Financial markets were staggered yesterday by the announcement that Paul A. Volcker would step down as Federal Reserve Board chairman and that economist Alan Greenspan would be nominated to succeed him.

But before the sessions was over, stocks recovered about half of their extreme losses, with the Dow Jones industrial average down 10 points after sagging 22 points in earlier trading.

The bond and foreign exchange markets sold off sharply, reflecting uncertainty on how quickly Greenspan would be able to show he is an effective and independent chairman of the Federal Reserve. The dollar fell from Monday's close of 145 yen to 141.20 yen, and from about 1.815 to 1.795 German marks.

In the bond market, the bellwether 30-year Treasury bond, which was at 100 1/2 -- or $1,005 for each $1,000 of face value -- just before the White House announcement, tumbled to 98

/ , as the yield rose to 8.92 percent from 8.71 percent. Corporate and municipal bonds also suffered sharp losses.

The Dow industrial average closed at 2278.22, with declining issues leading advancers by a 3-to-2 margin. The New York Stock Exchange composite index fell 0.71 to 162.77, and the price of an average share fell 17 cents. Big Board volume was 153.36 million shares, up from 149.34 million Monday.
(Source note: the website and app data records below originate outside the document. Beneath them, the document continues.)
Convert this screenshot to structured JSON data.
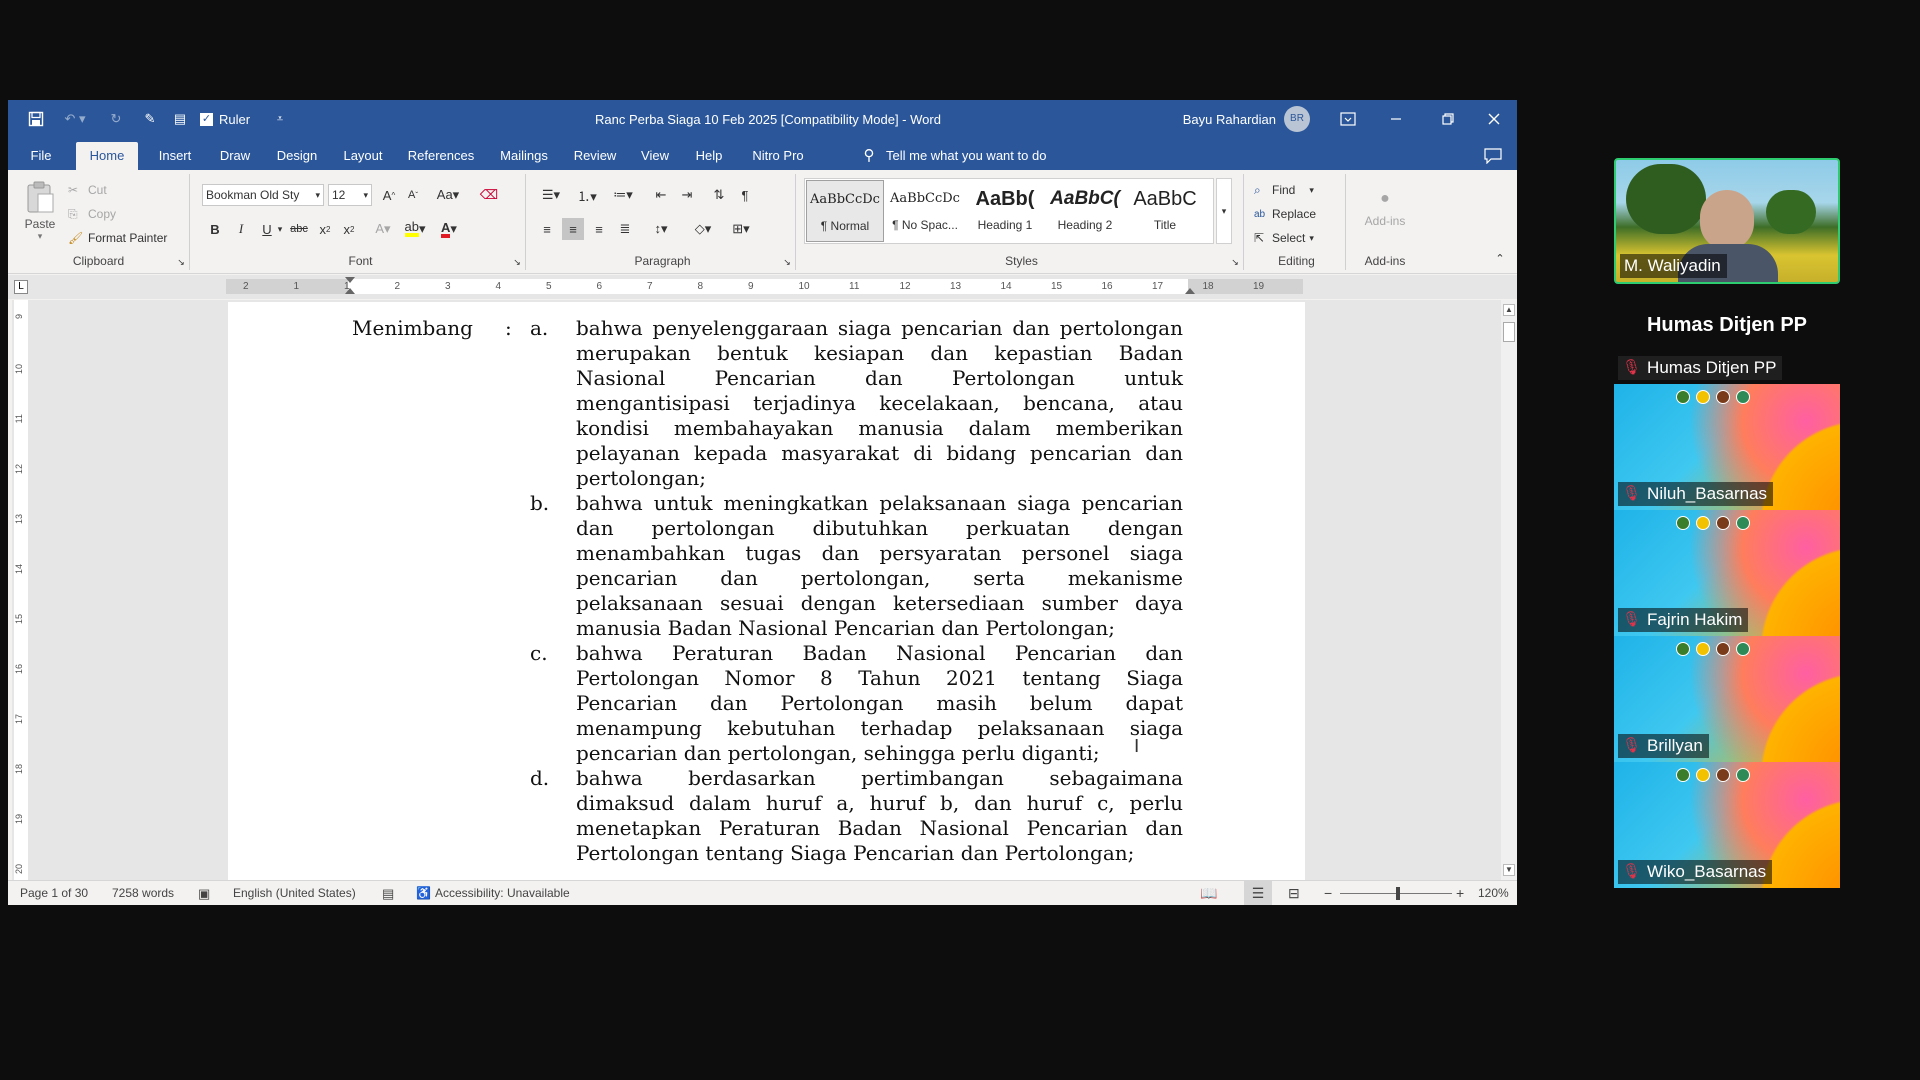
{
  "window": {
    "title": "Ranc Perba Siaga 10 Feb 2025 [Compatibility Mode]  -  Word",
    "user": "Bayu Rahardian",
    "user_initials": "BR",
    "qat_ruler_label": "Ruler"
  },
  "tabs": [
    "File",
    "Home",
    "Insert",
    "Draw",
    "Design",
    "Layout",
    "References",
    "Mailings",
    "Review",
    "View",
    "Help",
    "Nitro Pro"
  ],
  "active_tab": "Home",
  "tell_me": "Tell me what you want to do",
  "ribbon": {
    "clipboard": {
      "paste": "Paste",
      "cut": "Cut",
      "copy": "Copy",
      "format_painter": "Format Painter",
      "label": "Clipboard"
    },
    "font": {
      "name": "Bookman Old Sty",
      "size": "12",
      "label": "Font"
    },
    "paragraph": {
      "label": "Paragraph"
    },
    "styles": {
      "label": "Styles",
      "items": [
        {
          "preview": "AaBbCcDc",
          "name": "¶ Normal"
        },
        {
          "preview": "AaBbCcDc",
          "name": "¶ No Spac..."
        },
        {
          "preview": "AaBb(",
          "name": "Heading 1"
        },
        {
          "preview": "AaBbC(",
          "name": "Heading 2"
        },
        {
          "preview": "AaBbC",
          "name": "Title"
        }
      ]
    },
    "editing": {
      "find": "Find",
      "replace": "Replace",
      "select": "Select",
      "label": "Editing"
    },
    "addins": {
      "button": "Add-ins",
      "label": "Add-ins"
    }
  },
  "ruler_numbers": [
    "2",
    "1",
    "1",
    "2",
    "3",
    "4",
    "5",
    "6",
    "7",
    "8",
    "9",
    "10",
    "11",
    "12",
    "13",
    "14",
    "15",
    "16",
    "17",
    "18",
    "19"
  ],
  "vruler_numbers": [
    "9",
    "10",
    "11",
    "12",
    "13",
    "14",
    "15",
    "16",
    "17",
    "18",
    "19",
    "20"
  ],
  "document": {
    "heading": "Menimbang",
    "colon": ":",
    "items": [
      {
        "letter": "a.",
        "lines": [
          "bahwa penyelenggaraan siaga pencarian dan pertolongan",
          "merupakan bentuk kesiapan dan kepastian Badan",
          "Nasional Pencarian dan Pertolongan untuk",
          "mengantisipasi terjadinya kecelakaan, bencana, atau",
          "kondisi membahayakan manusia dalam memberikan",
          "pelayanan kepada masyarakat di bidang pencarian dan",
          "pertolongan;"
        ]
      },
      {
        "letter": "b.",
        "lines": [
          "bahwa untuk meningkatkan pelaksanaan siaga pencarian",
          "dan pertolongan dibutuhkan perkuatan dengan",
          "menambahkan tugas dan persyaratan personel siaga",
          "pencarian dan pertolongan, serta mekanisme",
          "pelaksanaan sesuai dengan ketersediaan sumber daya",
          "manusia Badan Nasional Pencarian dan Pertolongan;"
        ]
      },
      {
        "letter": "c.",
        "lines": [
          "bahwa Peraturan Badan Nasional Pencarian dan",
          "Pertolongan Nomor 8 Tahun 2021 tentang Siaga",
          "Pencarian dan Pertolongan masih belum dapat",
          "menampung kebutuhan terhadap pelaksanaan siaga",
          "pencarian dan pertolongan, sehingga perlu diganti;"
        ]
      },
      {
        "letter": "d.",
        "lines": [
          "bahwa berdasarkan pertimbangan sebagaimana",
          "dimaksud dalam huruf a, huruf b, dan huruf c, perlu",
          "menetapkan Peraturan Badan Nasional Pencarian dan",
          "Pertolongan tentang Siaga Pencarian dan Pertolongan;"
        ]
      }
    ]
  },
  "status": {
    "page": "Page 1 of 30",
    "words": "7258 words",
    "language": "English (United States)",
    "accessibility": "Accessibility: Unavailable",
    "zoom": "120%",
    "zoom_minus": "−",
    "zoom_plus": "+"
  },
  "meeting": {
    "main_participant": "M. Waliyadin",
    "section_title": "Humas Ditjen PP",
    "participants": [
      "Humas Ditjen PP",
      "Niluh_Basarnas",
      "Fajrin Hakim",
      "Brillyan",
      "Wiko_Basarnas"
    ]
  },
  "colors": {
    "word_blue": "#2b579a",
    "accent_green": "#2ecc71",
    "spelling_red": "#e01b24",
    "mic_red": "#e0334a"
  }
}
"The bond and foreign exchange markets will want to take their measure of the man, and that won't be done overnight," said Goldman Sachs Vice President Robert Hormats. "But I suspect as they learn about him, the markets will develop more confidence in him."

Salomon Brothers chief economist Henry Kaufman added in a telephone interview: "If you ask me, 'If not Paul, who?', I would say 'Alan Greenspan.' But there's a difference. Paul's independence is never in question. For the time being, Greenspan's independence will be questioned, and that means closer scrutiny by the marketplace."

One positive effect from a financial market viewpoint, some observers said, is that Greenspan will be closer in tune with the administration's effort to promote deregulation than was Volcker.

A negative reaction in the markets had been widely anticipated as a response to a change in leadership at the central bank -- and in fact was advanced as an argument for retaining Volcker.

Ironically, the Federal Reserve had to intervene yesterday to prevent a further collapse in the exchange rate markets triggered by the resignation of its chairman. In Paris, trading was suspended for the first time since a false 1982 report that President Reagan had suffered a heart attack.

But at the end of the day, traders seemed gratified that the decline had touched off no panic. "The unthinkable has happened and the world continues to turn," said Dreyfus Corp. research director Monte Gordon. "The king is dead, long live the king. That's the way people are thinking."

The Volcker decision apparently came as a surprise to many market participants, despite widespread reports that the president might make a decision before next week's economic summit to remove uncertainties. There had been a series of published reports that the administration, earlier opposed to reappointing Volcker for a third term, was ready to do so because of global worries about debt and currency exchange rates. But the appointment, in the end, depended on Volcker's willingness to stay.

Some market analysts believe that the White House did not give Volcker the kind of assurances that would have induced him to stay on. For example, Jim McNeill, a Marine Midland bank economist, said that Volcker's withdrawal is "very bearish" for the dollar. "Everybody knows Volcker was offered the job, and he's turned it down. That means he probably wasn't given the correct support to do his job properly."

The administration said it had sought to persuade Volcker to stay on and Volcker himself said there were no monetary policy differences between him and the administration.

Treasury Secretary James A. Baker III predicted yesterday that the markets' initial bearish reaction to the change at the Fed will not continue "for a sustained period of time." He said the message to be taken from the appointment is that the United States' "fight against inflation is a commitment that is enduring; it is going to continue."

Greenspan, appearing with Volcker in the White House press briefing room, stressed that "under Paul's chairmanship, inflation has been effectively subdued. It will be up to those of us who follow him to be certain that those hard-won gains are not lost. Assuring that will be one of my primary goals."

The main question raised among financial experts about Greenspan is his relative lack of experience in international debt and money management.

"Alan, as chairman of the Economic Council under {President} Ford, was an economic adviser, but now he will have to be up-front as a decision maker," said Kaufman.